Landfill Permit Action Justified
A recent ruling by the state Environmental Hearing Board upholds the Department of Environmental Protection’s decision to renew the operating permit of Keystone Sanitary Landfill. It is that final decision that should reinforce to the public that DEP remains committed to thoroughly reviewing permit applications that come before it. However, a Times-Tribune editorial in November regarding that decision (“Wolf, DEP owe explanation on Keystone,” Nov. 14) does not accurately reflect the board’s conclusion on the department’s review of Keystone’s operating permit and its final decision to renew the landfill permit. DEP, by law, must rely on environmental regulations and federal and state statutes when determining whether to renew or issue a permit. It must apply the law in its decision-making process in a fair-minded and balanced way. That is exactly what DEP did when it decided to renew Keystone’s operating permit. A team of environmental professionals, including an engineer, inspectors, a hydrogeologist and compliance staff spent months reviewing the renewal application and applied the laws when determining to renew the permit, and thus, reached a reasonable conclusion. Through its decision, the board agreed. In fact, in its opinion, the board commented that DEP “conducts a rather extensive review of renewal applications that appears entirely consistent with our articulation of our own review of permit renewals,” including a review of engineering, operations and compliance at the landfill. As with many of the permits the department reviews, there is significant local interest in the status of the landfill and divisions of opinion regarding its operation and effect on the community. In this case, a local group opposed to the landfill’s planned expansion challenged DEP’s decision, citing certain issues with odors, groundwater degradation and leachate management as examples of its concerns. To be clear, the board’s ruling rejected nearly all of these claims. The board recognized that occasional odors are likely from landfill operations, but also noted that “the real question is whether those odors are causing unreasonable degradation or deterioration of the environment and quality of life of the landfill’s neighbors.” In balancing this question, the board noted many of the steps the landfill takes, and DEP has required, to control odor. Similarly, the board determined that “Keystone’s leachate management has not been shown to have caused or threatened any demonstrable harm to the environment or public health and safety.” Ultimately, the board found that DEP did not err in renewing the permit in these regards.
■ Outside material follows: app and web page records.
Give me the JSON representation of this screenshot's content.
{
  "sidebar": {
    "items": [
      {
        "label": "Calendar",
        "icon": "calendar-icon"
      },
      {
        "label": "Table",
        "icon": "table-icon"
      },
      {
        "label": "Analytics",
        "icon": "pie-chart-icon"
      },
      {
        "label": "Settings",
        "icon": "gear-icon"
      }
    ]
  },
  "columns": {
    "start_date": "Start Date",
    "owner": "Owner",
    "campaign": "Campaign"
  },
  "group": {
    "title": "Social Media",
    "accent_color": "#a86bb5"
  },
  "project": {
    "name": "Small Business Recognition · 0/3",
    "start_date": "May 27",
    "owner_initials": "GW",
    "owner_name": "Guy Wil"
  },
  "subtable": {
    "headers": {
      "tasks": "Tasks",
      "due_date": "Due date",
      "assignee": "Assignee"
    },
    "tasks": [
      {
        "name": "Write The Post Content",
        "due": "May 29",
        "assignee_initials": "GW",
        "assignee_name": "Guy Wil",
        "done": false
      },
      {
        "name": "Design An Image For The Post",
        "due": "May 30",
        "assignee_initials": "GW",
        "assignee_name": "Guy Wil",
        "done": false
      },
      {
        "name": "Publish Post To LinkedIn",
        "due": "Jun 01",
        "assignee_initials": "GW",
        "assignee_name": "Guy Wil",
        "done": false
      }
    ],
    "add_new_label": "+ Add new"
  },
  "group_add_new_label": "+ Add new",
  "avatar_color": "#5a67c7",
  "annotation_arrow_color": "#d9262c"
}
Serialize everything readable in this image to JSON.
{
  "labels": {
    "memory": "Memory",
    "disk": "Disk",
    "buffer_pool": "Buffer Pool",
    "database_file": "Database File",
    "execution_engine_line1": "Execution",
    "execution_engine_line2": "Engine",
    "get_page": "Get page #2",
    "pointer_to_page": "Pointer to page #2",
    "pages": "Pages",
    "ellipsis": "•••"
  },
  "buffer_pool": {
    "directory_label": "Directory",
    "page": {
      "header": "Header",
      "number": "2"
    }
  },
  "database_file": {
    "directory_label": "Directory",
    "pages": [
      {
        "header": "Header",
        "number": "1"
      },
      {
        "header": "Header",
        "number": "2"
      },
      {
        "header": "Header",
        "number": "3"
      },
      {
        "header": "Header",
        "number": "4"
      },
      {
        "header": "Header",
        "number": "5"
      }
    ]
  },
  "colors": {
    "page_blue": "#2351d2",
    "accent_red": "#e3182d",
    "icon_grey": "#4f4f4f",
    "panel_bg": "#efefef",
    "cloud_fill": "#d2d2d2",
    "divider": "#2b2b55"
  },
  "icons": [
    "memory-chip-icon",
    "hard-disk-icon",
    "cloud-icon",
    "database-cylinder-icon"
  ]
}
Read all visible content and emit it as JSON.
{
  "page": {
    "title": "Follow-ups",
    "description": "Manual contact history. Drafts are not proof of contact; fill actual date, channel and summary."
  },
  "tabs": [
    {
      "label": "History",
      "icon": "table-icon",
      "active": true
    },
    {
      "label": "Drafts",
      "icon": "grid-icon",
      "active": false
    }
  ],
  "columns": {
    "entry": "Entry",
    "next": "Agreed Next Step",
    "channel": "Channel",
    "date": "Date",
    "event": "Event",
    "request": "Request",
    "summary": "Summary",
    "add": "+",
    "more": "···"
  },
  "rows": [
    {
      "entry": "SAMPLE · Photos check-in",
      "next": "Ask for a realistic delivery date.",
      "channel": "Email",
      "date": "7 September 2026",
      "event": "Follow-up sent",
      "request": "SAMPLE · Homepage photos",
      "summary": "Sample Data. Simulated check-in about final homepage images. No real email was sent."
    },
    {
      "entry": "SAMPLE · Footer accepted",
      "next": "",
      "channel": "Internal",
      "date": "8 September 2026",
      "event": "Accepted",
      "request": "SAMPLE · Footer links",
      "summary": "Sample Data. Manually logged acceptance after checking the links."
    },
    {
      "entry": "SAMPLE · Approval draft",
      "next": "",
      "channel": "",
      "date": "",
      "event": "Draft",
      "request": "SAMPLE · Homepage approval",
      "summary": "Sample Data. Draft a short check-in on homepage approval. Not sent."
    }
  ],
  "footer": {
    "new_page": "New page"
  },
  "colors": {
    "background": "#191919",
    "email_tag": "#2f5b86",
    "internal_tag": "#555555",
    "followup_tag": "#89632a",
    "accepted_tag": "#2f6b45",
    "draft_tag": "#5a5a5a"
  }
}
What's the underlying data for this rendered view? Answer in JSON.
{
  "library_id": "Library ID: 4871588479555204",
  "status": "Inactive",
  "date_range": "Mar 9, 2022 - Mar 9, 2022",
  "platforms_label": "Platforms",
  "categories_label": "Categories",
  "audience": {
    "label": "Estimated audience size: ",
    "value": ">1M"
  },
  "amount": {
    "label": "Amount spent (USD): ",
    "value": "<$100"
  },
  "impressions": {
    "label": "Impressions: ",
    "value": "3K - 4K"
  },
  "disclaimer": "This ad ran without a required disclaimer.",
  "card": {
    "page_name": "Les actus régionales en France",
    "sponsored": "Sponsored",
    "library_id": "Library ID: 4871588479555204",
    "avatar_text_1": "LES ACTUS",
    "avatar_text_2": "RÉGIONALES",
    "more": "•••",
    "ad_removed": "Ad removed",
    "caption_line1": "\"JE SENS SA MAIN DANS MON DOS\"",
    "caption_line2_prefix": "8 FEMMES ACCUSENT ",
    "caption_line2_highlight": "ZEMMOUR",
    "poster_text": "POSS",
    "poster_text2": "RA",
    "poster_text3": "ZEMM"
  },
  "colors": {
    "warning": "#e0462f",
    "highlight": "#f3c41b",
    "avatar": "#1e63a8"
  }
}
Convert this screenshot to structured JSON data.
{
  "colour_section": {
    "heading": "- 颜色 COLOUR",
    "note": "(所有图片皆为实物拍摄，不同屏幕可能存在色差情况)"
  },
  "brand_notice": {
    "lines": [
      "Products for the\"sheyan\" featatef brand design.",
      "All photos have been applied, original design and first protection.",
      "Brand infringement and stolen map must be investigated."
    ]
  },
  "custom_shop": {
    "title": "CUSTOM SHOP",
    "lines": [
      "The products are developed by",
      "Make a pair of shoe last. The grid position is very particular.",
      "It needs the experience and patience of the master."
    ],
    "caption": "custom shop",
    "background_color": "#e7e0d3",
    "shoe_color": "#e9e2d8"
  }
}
In its final determination, the board commented that the group challenging the permit “has not convinced us that DEP erred in finding that Keystone is willing and able to comply with the law.” The board determined that DEP’s issuance of the permit renewal for Keystone is appropriate. As with any controversial permit that DEP reviews, parties will be displeased with the outcome of DEP’s review. The department’s role in this and all permits it reviews is to call balls and strikes in enforcing the requirements of the Pennsylvania Constitution, statutes and regulations. This is precisely what the board ruled was done in this instance. DEP remains committed to assuring that all permittees, including Keystone Sanitary Landfill, continue to adhere to the conditions of its permits and follow the law as required.